Brief =>
Every line of the data below should be printed exactly.
===== Exercise material
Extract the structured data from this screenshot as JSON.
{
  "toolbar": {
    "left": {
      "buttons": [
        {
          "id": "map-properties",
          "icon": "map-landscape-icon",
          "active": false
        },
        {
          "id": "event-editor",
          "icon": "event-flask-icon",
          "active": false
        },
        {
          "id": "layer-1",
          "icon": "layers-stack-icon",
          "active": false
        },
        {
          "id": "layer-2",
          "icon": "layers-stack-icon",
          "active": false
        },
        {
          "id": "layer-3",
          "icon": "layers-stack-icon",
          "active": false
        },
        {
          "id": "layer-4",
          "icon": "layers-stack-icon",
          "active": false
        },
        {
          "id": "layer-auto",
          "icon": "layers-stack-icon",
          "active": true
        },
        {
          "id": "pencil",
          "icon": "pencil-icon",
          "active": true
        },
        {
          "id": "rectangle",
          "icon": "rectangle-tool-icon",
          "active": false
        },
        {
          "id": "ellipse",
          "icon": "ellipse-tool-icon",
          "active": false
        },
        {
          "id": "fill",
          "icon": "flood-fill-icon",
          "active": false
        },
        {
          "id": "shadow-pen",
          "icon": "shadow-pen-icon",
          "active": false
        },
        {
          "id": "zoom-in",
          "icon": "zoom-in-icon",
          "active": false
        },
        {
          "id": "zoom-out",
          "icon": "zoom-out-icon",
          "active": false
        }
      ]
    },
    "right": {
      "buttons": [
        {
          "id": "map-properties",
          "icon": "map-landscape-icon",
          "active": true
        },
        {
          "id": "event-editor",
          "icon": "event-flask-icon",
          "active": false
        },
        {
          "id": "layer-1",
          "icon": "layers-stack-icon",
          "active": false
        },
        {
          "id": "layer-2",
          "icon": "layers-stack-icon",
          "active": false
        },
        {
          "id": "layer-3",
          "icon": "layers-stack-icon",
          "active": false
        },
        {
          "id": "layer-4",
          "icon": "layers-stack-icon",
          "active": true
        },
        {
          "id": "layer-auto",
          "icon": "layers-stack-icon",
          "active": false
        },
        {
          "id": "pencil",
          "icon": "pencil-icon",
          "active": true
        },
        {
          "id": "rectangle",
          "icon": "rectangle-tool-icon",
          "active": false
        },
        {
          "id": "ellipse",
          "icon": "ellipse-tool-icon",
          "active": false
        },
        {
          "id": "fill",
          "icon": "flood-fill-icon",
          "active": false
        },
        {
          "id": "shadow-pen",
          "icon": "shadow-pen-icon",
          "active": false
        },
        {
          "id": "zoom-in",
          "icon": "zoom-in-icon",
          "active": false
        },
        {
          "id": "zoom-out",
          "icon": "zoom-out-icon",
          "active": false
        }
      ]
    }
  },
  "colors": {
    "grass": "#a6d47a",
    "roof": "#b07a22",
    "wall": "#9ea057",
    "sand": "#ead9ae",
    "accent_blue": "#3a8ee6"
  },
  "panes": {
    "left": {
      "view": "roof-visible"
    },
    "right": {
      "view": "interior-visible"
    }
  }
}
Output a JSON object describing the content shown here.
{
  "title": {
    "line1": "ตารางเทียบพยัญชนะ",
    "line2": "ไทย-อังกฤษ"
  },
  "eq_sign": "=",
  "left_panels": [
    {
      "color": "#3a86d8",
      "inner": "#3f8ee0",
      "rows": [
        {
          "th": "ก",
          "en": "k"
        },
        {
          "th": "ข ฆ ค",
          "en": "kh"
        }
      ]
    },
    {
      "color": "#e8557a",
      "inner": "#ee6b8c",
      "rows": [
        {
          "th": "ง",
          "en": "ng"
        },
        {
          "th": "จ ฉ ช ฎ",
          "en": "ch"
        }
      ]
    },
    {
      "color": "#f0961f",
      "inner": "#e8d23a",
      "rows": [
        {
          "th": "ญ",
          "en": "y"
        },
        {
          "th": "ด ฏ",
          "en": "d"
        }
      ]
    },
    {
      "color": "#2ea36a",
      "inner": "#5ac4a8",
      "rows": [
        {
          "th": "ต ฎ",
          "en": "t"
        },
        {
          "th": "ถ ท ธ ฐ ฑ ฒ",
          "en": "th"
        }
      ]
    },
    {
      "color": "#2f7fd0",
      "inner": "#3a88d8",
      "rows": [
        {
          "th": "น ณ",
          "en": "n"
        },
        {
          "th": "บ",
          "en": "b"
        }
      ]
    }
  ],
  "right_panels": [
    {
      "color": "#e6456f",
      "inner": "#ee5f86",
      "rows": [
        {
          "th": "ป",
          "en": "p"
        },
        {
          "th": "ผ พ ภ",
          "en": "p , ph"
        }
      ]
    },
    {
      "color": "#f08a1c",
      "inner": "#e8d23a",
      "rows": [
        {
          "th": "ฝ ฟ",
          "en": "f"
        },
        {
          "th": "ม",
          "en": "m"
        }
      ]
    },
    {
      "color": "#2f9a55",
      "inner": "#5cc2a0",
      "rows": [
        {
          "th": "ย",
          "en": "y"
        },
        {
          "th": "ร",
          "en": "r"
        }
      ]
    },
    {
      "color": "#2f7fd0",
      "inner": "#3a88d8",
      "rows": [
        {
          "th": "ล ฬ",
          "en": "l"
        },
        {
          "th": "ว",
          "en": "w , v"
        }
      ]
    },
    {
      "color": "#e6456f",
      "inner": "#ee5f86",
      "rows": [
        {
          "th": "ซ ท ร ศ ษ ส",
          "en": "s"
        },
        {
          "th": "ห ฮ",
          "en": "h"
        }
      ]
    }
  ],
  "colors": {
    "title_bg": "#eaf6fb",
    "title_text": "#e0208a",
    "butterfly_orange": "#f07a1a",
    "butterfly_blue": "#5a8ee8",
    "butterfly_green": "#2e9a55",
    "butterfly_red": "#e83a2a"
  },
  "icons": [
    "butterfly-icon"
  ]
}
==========
Final answer =>
Extract the structured data from this screenshot as JSON.
{
  "toolbar": {
    "left": {
      "buttons": [
        {
          "id": "map-properties",
          "icon": "map-landscape-icon",
          "active": false
        },
        {
          "id": "event-editor",
          "icon": "event-flask-icon",
          "active": false
        },
        {
          "id": "layer-1",
          "icon": "layers-stack-icon",
          "active": false
        },
        {
          "id": "layer-2",
          "icon": "layers-stack-icon",
          "active": false
        },
        {
          "id": "layer-3",
          "icon": "layers-stack-icon",
          "active": false
        },
        {
          "id": "layer-4",
          "icon": "layers-stack-icon",
          "active": false
        },
        {
          "id": "layer-auto",
          "icon": "layers-stack-icon",
          "active": true
        },
        {
          "id": "pencil",
          "icon": "pencil-icon",
          "active": true
        },
        {
          "id": "rectangle",
          "icon": "rectangle-tool-icon",
          "active": false
        },
        {
          "id": "ellipse",
          "icon": "ellipse-tool-icon",
          "active": false
        },
        {
          "id": "fill",
          "icon": "flood-fill-icon",
          "active": false
        },
        {
          "id": "shadow-pen",
          "icon": "shadow-pen-icon",
          "active": false
        },
        {
          "id": "zoom-in",
          "icon": "zoom-in-icon",
          "active": false
        },
        {
          "id": "zoom-out",
          "icon": "zoom-out-icon",
          "active": false
        }
      ]
    },
    "right": {
      "buttons": [
        {
          "id": "map-properties",
          "icon": "map-landscape-icon",
          "active": true
        },
        {
          "id": "event-editor",
          "icon": "event-flask-icon",
          "active": false
        },
        {
          "id": "layer-1",
          "icon": "layers-stack-icon",
          "active": false
        },
        {
          "id": "layer-2",
          "icon": "layers-stack-icon",
          "active": false
        },
        {
          "id": "layer-3",
          "icon": "layers-stack-icon",
          "active": false
        },
        {
          "id": "layer-4",
          "icon": "layers-stack-icon",
          "active": true
        },
        {
          "id": "layer-auto",
          "icon": "layers-stack-icon",
          "active": false
        },
        {
          "id": "pencil",
          "icon": "pencil-icon",
          "active": true
        },
        {
          "id": "rectangle",
          "icon": "rectangle-tool-icon",
          "active": false
        },
        {
          "id": "ellipse",
          "icon": "ellipse-tool-icon",
          "active": false
        },
        {
          "id": "fill",
          "icon": "flood-fill-icon",
          "active": false
        },
        {
          "id": "shadow-pen",
          "icon": "shadow-pen-icon",
          "active": false
        },
        {
          "id": "zoom-in",
          "icon": "zoom-in-icon",
          "active": false
        },
        {
          "id": "zoom-out",
          "icon": "zoom-out-icon",
          "active": false
        }
      ]
    }
  },
  "colors": {
    "grass": "#a6d47a",
    "roof": "#b07a22",
    "wall": "#9ea057",
    "sand": "#ead9ae",
    "accent_blue": "#3a8ee6"
  },
  "panes": {
    "left": {
      "view": "roof-visible"
    },
    "right": {
      "view": "interior-visible"
    }
  }
}
Output a JSON object describing the content shown here.
{
  "title": {
    "line1": "ตารางเทียบพยัญชนะ",
    "line2": "ไทย-อังกฤษ"
  },
  "eq_sign": "=",
  "left_panels": [
    {
      "color": "#3a86d8",
      "inner": "#3f8ee0",
      "rows": [
        {
          "th": "ก",
          "en": "k"
        },
        {
          "th": "ข ฆ ค",
          "en": "kh"
        }
      ]
    },
    {
      "color": "#e8557a",
      "inner": "#ee6b8c",
      "rows": [
        {
          "th": "ง",
          "en": "ng"
        },
        {
          "th": "จ ฉ ช ฎ",
          "en": "ch"
        }
      ]
    },
    {
      "color": "#f0961f",
      "inner": "#e8d23a",
      "rows": [
        {
          "th": "ญ",
          "en": "y"
        },
        {
          "th": "ด ฏ",
          "en": "d"
        }
      ]
    },
    {
      "color": "#2ea36a",
      "inner": "#5ac4a8",
      "rows": [
        {
          "th": "ต ฎ",
          "en": "t"
        },
        {
          "th": "ถ ท ธ ฐ ฑ ฒ",
          "en": "th"
        }
      ]
    },
    {
      "color": "#2f7fd0",
      "inner": "#3a88d8",
      "rows": [
        {
          "th": "น ณ",
          "en": "n"
        },
        {
          "th": "บ",
          "en": "b"
        }
      ]
    }
  ],
  "right_panels": [
    {
      "color": "#e6456f",
      "inner": "#ee5f86",
      "rows": [
        {
          "th": "ป",
          "en": "p"
        },
        {
          "th": "ผ พ ภ",
          "en": "p , ph"
        }
      ]
    },
    {
      "color": "#f08a1c",
      "inner": "#e8d23a",
      "rows": [
        {
          "th": "ฝ ฟ",
          "en": "f"
        },
        {
          "th": "ม",
          "en": "m"
        }
      ]
    },
    {
      "color": "#2f9a55",
      "inner": "#5cc2a0",
      "rows": [
        {
          "th": "ย",
          "en": "y"
        },
        {
          "th": "ร",
          "en": "r"
        }
      ]
    },
    {
      "color": "#2f7fd0",
      "inner": "#3a88d8",
      "rows": [
        {
          "th": "ล ฬ",
          "en": "l"
        },
        {
          "th": "ว",
          "en": "w , v"
        }
      ]
    },
    {
      "color": "#e6456f",
      "inner": "#ee5f86",
      "rows": [
        {
          "th": "ซ ท ร ศ ษ ส",
          "en": "s"
        },
        {
          "th": "ห ฮ",
          "en": "h"
        }
      ]
    }
  ],
  "colors": {
    "title_bg": "#eaf6fb",
    "title_text": "#e0208a",
    "butterfly_orange": "#f07a1a",
    "butterfly_blue": "#5a8ee8",
    "butterfly_green": "#2e9a55",
    "butterfly_red": "#e83a2a"
  },
  "icons": [
    "butterfly-icon"
  ]
}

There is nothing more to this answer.